Give back all the data below exactly as it is shown.

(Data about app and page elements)
Segment Open

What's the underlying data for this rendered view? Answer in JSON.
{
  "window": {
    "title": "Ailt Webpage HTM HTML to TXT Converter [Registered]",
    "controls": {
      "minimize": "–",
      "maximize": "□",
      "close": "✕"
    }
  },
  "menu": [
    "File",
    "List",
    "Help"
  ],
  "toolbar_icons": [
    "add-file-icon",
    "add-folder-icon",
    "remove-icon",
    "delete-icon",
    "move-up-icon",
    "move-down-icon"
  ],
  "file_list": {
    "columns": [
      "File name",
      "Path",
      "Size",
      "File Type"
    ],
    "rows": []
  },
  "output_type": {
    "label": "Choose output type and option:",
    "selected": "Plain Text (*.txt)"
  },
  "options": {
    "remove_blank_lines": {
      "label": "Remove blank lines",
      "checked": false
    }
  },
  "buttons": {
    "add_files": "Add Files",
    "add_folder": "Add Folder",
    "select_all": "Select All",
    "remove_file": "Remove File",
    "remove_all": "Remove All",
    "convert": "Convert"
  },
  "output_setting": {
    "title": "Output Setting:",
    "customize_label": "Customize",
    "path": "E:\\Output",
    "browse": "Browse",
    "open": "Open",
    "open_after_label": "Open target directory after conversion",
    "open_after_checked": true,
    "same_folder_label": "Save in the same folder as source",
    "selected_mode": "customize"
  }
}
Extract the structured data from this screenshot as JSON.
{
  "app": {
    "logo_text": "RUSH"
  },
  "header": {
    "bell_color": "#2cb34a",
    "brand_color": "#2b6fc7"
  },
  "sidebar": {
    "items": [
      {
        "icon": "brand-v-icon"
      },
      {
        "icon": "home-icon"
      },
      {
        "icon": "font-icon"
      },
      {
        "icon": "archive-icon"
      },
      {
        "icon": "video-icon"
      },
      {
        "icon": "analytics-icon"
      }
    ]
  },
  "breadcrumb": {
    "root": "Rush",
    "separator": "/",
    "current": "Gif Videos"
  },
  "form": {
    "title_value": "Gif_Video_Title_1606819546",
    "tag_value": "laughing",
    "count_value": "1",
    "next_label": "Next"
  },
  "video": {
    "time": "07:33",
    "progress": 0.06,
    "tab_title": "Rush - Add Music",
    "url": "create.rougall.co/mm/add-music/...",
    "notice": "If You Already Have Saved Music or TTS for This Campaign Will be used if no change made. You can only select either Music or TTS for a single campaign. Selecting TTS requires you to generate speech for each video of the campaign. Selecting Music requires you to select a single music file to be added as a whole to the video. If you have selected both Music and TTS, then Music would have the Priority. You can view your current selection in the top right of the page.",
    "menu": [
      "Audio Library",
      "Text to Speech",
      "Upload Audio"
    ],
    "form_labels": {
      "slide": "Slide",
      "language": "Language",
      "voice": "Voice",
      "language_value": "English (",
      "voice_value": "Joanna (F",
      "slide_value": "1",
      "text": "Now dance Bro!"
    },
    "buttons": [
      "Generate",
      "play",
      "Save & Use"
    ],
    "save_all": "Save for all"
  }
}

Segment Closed

* SOLVED PROBLEM
What's the underlying data for this rendered view? Answer in JSON.
{
  "window": {
    "title": "Ailt Webpage HTM HTML to TXT Converter [Registered]",
    "controls": {
      "minimize": "–",
      "maximize": "□",
      "close": "✕"
    }
  },
  "menu": [
    "File",
    "List",
    "Help"
  ],
  "toolbar_icons": [
    "add-file-icon",
    "add-folder-icon",
    "remove-icon",
    "delete-icon",
    "move-up-icon",
    "move-down-icon"
  ],
  "file_list": {
    "columns": [
      "File name",
      "Path",
      "Size",
      "File Type"
    ],
    "rows": []
  },
  "output_type": {
    "label": "Choose output type and option:",
    "selected": "Plain Text (*.txt)"
  },
  "options": {
    "remove_blank_lines": {
      "label": "Remove blank lines",
      "checked": false
    }
  },
  "buttons": {
    "add_files": "Add Files",
    "add_folder": "Add Folder",
    "select_all": "Select All",
    "remove_file": "Remove File",
    "remove_all": "Remove All",
    "convert": "Convert"
  },
  "output_setting": {
    "title": "Output Setting:",
    "customize_label": "Customize",
    "path": "E:\\Output",
    "browse": "Browse",
    "open": "Open",
    "open_after_label": "Open target directory after conversion",
    "open_after_checked": true,
    "same_folder_label": "Save in the same folder as source",
    "selected_mode": "customize"
  }
}
Extract the structured data from this screenshot as JSON.
{
  "app": {
    "logo_text": "RUSH"
  },
  "header": {
    "bell_color": "#2cb34a",
    "brand_color": "#2b6fc7"
  },
  "sidebar": {
    "items": [
      {
        "icon": "brand-v-icon"
      },
      {
        "icon": "home-icon"
      },
      {
        "icon": "font-icon"
      },
      {
        "icon": "archive-icon"
      },
      {
        "icon": "video-icon"
      },
      {
        "icon": "analytics-icon"
      }
    ]
  },
  "breadcrumb": {
    "root": "Rush",
    "separator": "/",
    "current": "Gif Videos"
  },
  "form": {
    "title_value": "Gif_Video_Title_1606819546",
    "tag_value": "laughing",
    "count_value": "1",
    "next_label": "Next"
  },
  "video": {
    "time": "07:33",
    "progress": 0.06,
    "tab_title": "Rush - Add Music",
    "url": "create.rougall.co/mm/add-music/...",
    "notice": "If You Already Have Saved Music or TTS for This Campaign Will be used if no change made. You can only select either Music or TTS for a single campaign. Selecting TTS requires you to generate speech for each video of the campaign. Selecting Music requires you to select a single music file to be added as a whole to the video. If you have selected both Music and TTS, then Music would have the Priority. You can view your current selection in the top right of the page.",
    "menu": [
      "Audio Library",
      "Text to Speech",
      "Upload Audio"
    ],
    "form_labels": {
      "slide": "Slide",
      "language": "Language",
      "voice": "Voice",
      "language_value": "English (",
      "voice_value": "Joanna (F",
      "slide_value": "1",
      "text": "Now dance Bro!"
    },
    "buttons": [
      "Generate",
      "play",
      "Save & Use"
    ],
    "save_all": "Save for all"
  }
}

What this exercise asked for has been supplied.